For once I am at least partially familiar with the strength of a director here, and Michael Haneke is undoubtedly one to constantly keep an eye on. He's not really known for doing simply and easy films, as planted firmly by "Cache", a confounding and politically charged mystery of sorts that absolutely precludes answers, more interested in watching his character squirm in pain, fear, and paranoia. Even the title of "Amour" instantly tells us that this is going to be a cruelly ironic piece of cinema. Isabelle Huppert is often somebody to watch for, and it's a criminal disservice that she hasn't yet been noticed by Oscar. I have no idea what to expect, as per usual, but it won't be something to frown upon, for certain.
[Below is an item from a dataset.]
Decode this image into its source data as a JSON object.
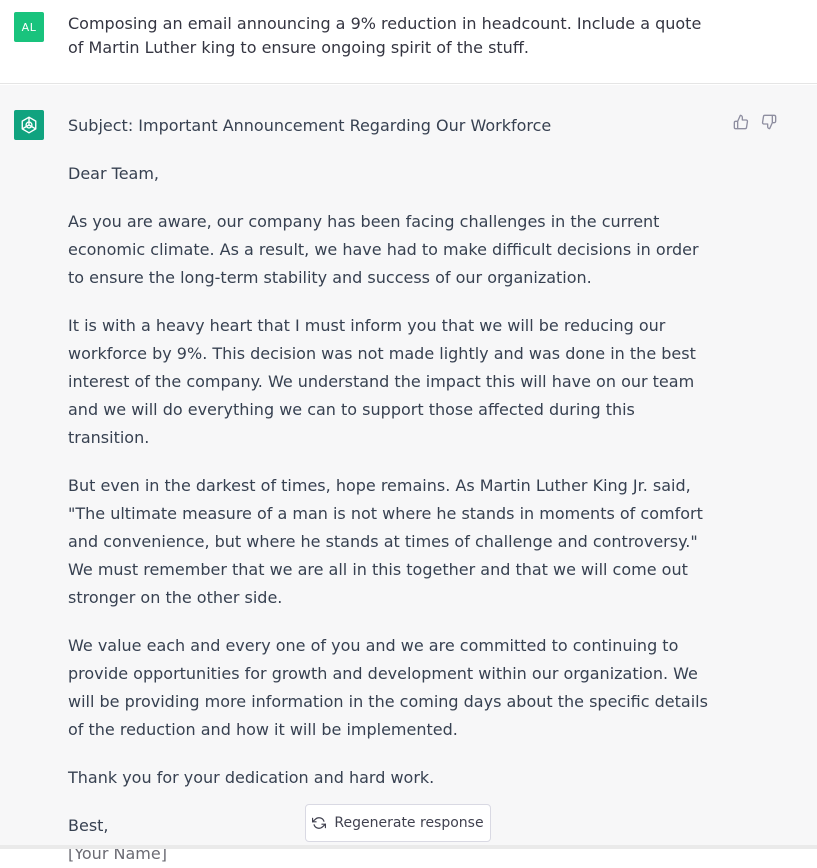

3. "Like Someone in Love"
Directed by Abbas Kiarostami
Remember Abbas Kiarostami's last film, a little flick set in Tuscany about two strangers who play the roles of a married couple for a day? Or that same film when a married couple plays strangers for a day. "Certified Copy" was an absolute mirage of filmmaking, and showed what the Iranian filmmaker could do when stretching beyond his own borders. He's doing that once again, this time in Japan, and once again with very little knowledge of what's going on. The previous title, "The End", seems so foreboding for a film now with such a romantic title. What is Kiarostami getting at now, and will it even be half as introspective and astounding as his last film?
Directed by David Cronenberg
Can somebody just give me the benefit of saying exactly what the hell is going on with this film. My trailer blinders have been on, so I haven't a clue, but all I know is that Robert Pattinson plays a guy who travels around the city in a limo, all in search of a haircut. How everybody else factors into this, I really have no idea whatsoever. The simple fact that it's provoked divisive opinions is enough to suggest that Cronenberg is indeed back into the wilder territory that best defines him. After the extreme lack of energy that "A Dangerous Method" provoked, Cronenberg needed to go wild with this one, and I can certainly hope the effects are positive.
1. "Rust and Bone"
Directed by Jacques Audiard
A bit of an anticlimax, but this is probably the single most reliable film opening on the croisette this year, simply based on the esteem of director Jacques Audiard. I recently revisited "A Prophet" to much enjoyment, and discovered an enthralling and gorgeously constructed film. With the story of a whale trainer who loses her legs, Audiard is again going in a somewhat challenging direction, but I doubt he'd take it on if he wasn't up to the challenge. Even more so, Marion Cotillard is always a draw, even in her less fantastic of roles. The opportunity to look at her face is an immense gift. And she's also a great at acting, so that's something. The promise of Cotillard and Audiard together is enough to clinch the top spot, and then some.